Late last year, a Syrian refugee made his way to Hong Kong after walking 7,000 kilometres to escape the country’s civil war. He filed for asylum, and Hong Kong’s Immigration Department has confirmed that his case is pending.
However, if successful, he, like so many other asylum seekers, will be fighting a different kind of battle once recognised as a refugee in Hong Kong.
When Hong Kong’s highest court upheld a law that prevented refugees from working or even volunteering in 2014, those that came here in hope of salvation found themselves adrift.
Kaze Aurelyen, 42, migrated to Hong Kong from Cameroon in 2006, having already lost one fight for equality. He was an ambitious university student whose action of standing up for his inalienable rights resulted in him fleeing for his life.
Kaze Aurelyen and his children in Hong Kong. Photo: Coconuts Hong Kong
When Aurelyen protested a newly implemented government policy that required Cameroonian students to pay unforeseen university fees back in 2005, he, along with many others, organised what were meant to be peaceful protests in the capital of Buea. The demonstrations ultimately turned violent, resulting in several deaths.
“My father, brother and sister were killed by the Cameroonian government for protesting. Many people kept quiet,” Aurelyen said. “I was captured, but I was let go near the Nigerian border by one of the soldiers who told me I had to pretend I was killed, with the promise that I would not return.”
When Aurelyen arrived in Nigeria, he earned enough money to travel to Burkina Faso. “I was too afraid to live in and stay in Nigeria,” he said. “It was much cheaper to leave from Burkina Faso.”
Aurelyen later met a businessman who helped him migrate to Hong Kong. “He took pity on me and had done business in Hong Kong,” Aurelyen said. “He said it was a safe place to be.”
When Aurelyen arrived in Hong Kong, he, indeed, thought he had finally found a home. However, in his 11-year stay, he has never been legally employed.

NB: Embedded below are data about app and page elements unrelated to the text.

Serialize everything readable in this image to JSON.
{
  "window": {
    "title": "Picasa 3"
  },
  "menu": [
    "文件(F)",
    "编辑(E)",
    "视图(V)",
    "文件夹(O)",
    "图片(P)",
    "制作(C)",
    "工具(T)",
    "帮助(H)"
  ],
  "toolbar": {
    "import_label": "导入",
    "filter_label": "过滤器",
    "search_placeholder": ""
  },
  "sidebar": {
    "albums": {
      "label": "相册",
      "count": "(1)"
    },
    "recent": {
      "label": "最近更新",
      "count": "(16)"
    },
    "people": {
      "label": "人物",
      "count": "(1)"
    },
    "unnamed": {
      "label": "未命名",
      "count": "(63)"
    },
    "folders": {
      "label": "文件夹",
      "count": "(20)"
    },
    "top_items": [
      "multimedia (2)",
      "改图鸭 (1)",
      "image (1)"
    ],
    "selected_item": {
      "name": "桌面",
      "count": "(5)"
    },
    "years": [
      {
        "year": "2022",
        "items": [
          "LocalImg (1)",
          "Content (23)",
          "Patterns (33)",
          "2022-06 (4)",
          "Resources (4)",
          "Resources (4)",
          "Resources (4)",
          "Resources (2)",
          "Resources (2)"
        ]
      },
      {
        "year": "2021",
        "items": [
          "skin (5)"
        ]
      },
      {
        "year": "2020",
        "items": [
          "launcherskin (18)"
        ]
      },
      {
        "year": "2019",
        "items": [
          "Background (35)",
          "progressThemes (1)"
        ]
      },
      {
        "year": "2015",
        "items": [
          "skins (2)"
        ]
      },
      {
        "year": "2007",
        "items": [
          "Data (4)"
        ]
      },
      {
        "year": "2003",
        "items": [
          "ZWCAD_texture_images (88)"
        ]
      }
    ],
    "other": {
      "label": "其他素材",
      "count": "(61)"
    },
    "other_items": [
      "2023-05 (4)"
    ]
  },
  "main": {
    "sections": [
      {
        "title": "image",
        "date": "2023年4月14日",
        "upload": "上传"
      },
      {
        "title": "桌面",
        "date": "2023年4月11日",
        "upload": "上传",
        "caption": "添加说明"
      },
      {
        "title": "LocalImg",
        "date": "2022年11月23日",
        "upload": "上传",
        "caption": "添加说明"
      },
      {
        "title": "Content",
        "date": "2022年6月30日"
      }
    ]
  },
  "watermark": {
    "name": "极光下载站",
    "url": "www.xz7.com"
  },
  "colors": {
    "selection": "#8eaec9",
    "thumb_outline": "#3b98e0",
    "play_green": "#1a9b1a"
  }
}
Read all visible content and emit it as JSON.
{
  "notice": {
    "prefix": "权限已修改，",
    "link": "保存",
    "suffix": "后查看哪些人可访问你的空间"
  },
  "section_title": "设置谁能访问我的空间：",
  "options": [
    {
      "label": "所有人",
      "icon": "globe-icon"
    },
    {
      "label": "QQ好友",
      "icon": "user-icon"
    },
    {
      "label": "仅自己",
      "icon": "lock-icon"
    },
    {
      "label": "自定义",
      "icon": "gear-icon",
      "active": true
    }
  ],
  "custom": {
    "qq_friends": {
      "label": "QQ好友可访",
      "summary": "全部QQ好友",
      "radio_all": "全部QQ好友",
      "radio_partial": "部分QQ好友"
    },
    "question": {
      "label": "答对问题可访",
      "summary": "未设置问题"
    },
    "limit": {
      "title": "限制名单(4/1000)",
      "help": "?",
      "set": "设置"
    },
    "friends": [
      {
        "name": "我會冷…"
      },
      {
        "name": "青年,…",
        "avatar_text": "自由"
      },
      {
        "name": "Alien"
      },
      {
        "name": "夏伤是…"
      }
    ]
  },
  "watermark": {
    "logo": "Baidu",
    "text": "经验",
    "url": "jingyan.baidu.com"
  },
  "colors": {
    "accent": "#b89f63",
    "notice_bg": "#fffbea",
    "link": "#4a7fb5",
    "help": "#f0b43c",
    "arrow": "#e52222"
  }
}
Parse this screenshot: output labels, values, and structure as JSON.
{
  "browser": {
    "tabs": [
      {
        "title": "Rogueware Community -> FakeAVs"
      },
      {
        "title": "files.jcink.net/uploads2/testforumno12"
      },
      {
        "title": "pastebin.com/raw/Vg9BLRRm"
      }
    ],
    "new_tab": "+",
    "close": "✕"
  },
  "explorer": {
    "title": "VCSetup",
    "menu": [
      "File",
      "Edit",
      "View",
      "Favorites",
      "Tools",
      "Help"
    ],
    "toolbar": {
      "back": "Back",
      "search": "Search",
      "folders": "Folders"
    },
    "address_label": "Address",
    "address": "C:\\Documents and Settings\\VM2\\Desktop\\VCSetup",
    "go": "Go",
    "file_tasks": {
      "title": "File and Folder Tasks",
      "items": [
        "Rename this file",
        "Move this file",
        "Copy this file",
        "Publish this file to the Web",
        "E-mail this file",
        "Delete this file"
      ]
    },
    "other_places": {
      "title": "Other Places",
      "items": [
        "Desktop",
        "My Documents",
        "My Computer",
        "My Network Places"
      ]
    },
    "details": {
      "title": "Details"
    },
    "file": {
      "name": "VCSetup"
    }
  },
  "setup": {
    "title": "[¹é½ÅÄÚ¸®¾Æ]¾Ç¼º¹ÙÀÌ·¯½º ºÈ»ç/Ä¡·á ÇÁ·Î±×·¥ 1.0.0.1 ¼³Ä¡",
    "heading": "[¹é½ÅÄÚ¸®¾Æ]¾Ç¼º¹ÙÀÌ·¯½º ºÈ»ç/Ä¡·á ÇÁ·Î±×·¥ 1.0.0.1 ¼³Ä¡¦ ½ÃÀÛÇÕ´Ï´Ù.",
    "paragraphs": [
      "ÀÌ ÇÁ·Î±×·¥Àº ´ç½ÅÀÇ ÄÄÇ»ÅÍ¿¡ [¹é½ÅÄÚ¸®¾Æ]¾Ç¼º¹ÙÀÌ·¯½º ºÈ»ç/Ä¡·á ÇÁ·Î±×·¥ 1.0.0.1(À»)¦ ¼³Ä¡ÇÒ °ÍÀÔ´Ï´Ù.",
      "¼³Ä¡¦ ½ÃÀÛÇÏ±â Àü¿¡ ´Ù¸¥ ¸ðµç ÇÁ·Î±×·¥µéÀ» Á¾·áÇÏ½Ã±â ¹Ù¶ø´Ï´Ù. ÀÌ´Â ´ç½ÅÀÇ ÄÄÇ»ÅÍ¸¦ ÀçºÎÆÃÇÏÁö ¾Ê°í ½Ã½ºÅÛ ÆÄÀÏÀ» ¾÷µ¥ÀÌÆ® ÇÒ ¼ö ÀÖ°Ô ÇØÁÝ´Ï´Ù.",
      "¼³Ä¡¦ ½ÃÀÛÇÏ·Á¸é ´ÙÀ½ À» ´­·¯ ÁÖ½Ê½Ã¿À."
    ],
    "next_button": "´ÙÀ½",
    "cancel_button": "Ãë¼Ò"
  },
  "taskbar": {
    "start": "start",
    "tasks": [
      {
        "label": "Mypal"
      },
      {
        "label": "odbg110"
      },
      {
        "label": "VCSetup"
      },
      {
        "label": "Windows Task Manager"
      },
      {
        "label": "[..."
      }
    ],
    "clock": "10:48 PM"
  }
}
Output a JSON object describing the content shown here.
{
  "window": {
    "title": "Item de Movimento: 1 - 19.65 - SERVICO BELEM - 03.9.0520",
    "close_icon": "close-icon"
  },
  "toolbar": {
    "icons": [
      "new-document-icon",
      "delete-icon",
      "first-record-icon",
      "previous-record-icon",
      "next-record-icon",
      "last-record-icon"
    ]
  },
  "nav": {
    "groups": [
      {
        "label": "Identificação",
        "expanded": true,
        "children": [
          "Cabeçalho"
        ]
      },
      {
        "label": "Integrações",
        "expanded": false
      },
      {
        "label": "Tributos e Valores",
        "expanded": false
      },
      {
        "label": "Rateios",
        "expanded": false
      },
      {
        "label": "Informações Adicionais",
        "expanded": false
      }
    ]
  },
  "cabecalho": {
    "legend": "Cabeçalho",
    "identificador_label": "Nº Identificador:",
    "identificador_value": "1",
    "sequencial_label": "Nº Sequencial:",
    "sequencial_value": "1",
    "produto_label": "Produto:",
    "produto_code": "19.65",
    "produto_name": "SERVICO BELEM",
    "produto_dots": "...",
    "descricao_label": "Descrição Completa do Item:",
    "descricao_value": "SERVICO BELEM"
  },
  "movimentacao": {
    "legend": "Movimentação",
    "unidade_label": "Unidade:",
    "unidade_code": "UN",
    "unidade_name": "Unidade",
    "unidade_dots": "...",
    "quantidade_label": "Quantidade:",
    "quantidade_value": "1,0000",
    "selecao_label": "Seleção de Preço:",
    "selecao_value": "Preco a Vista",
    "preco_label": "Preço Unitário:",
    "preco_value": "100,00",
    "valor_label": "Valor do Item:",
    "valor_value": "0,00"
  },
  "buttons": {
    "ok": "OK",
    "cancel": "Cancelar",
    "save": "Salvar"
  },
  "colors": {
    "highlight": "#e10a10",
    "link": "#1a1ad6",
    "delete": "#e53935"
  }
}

Aurelyen, along with Hong Kong’s other estimated 11,000 refugees, has to rely on minimal government assistance for basic subsistence. Hong Kong’s refugees currently receive a housing allowance of HKD1,500, along with HKD1,200 for food and HKD230 for transportation per month.
“Asylum seekers and illegal immigrants are treated the same under the law,” complained Aurelyen.
Refugee protest signs in September 2015 at the Europeon Office building. Photo: Vision First
Peter Maina – who migrated to Hong Kong from Kenya two years ago and is a spokesman for the Refugee Union in Hong Kong – agreed that little distinction is made between refugees and illegal immigrants in Hong Kong, adding that the “no work” law perpetuates this thinking.
“The government spends HKD640 million per year on asylum seekers. The government wouldn’t have to spend so much money if they would let us work. We are referred to as illegals, not refugees,” he said.
Gabriel Temide, 27, who fled his home in the Ivory Coast 11 years ago because of conflict between Muslims and Christians that led to civil war, says obtaining casual illegal work in Hong Kong is not worth the risk.
“I cannot go back to my home country, it’s too dangerous,” he said. “[In terms of protection] life is better in Hong Kong, but of course I want to work. If I am caught working, I go to jail for 15 months.”
Mark Daly, a human rights lawyer who works with asylum seekers in Hong Kong, explained the reasoning behind the rules. “The floods of people arriving is what the government fears,” he said.
Hong Kong’s Secretary for Security issued a statement saying:
“Secretary for Security has stressed that it is a proven fact that the prospect of gainful employment attracts a severe influx of illegal immigrants.”
The department did not reply to Coconuts HK’s request for further comment.
Asylum seekers protest at the Europeon Union in September 2015. Photo: Vision First
When asked what other choices are left for refugees, Daly said, “Another option could be [for the government] to resettle them or for them [refugees] to marry a local.”
Aurelyen now has a wife in Hong Kong, but as fate will have it, she is also an asylum seeker from Indonesia. Their three children therefore also carry the same status, so will be prevented from working, volunteering, and receiving full medical benefits into adulthood.
A new generation of the hopeless.
Aurelyen, Temide and Maina, however, have all faced much bigger challenges in their native countries, and despite the persistent dissuasion of the Hong Kong government, none plan on quitting their pursuit for equality in the territory.
“I will continue to march and protest, I don’t know what the future will hold,” said Aurelyen.
“We can continue to engage the media, students and outreach groups. Young people in Hong Kong have an open mind,” said Maina. “We must continue to reach them.”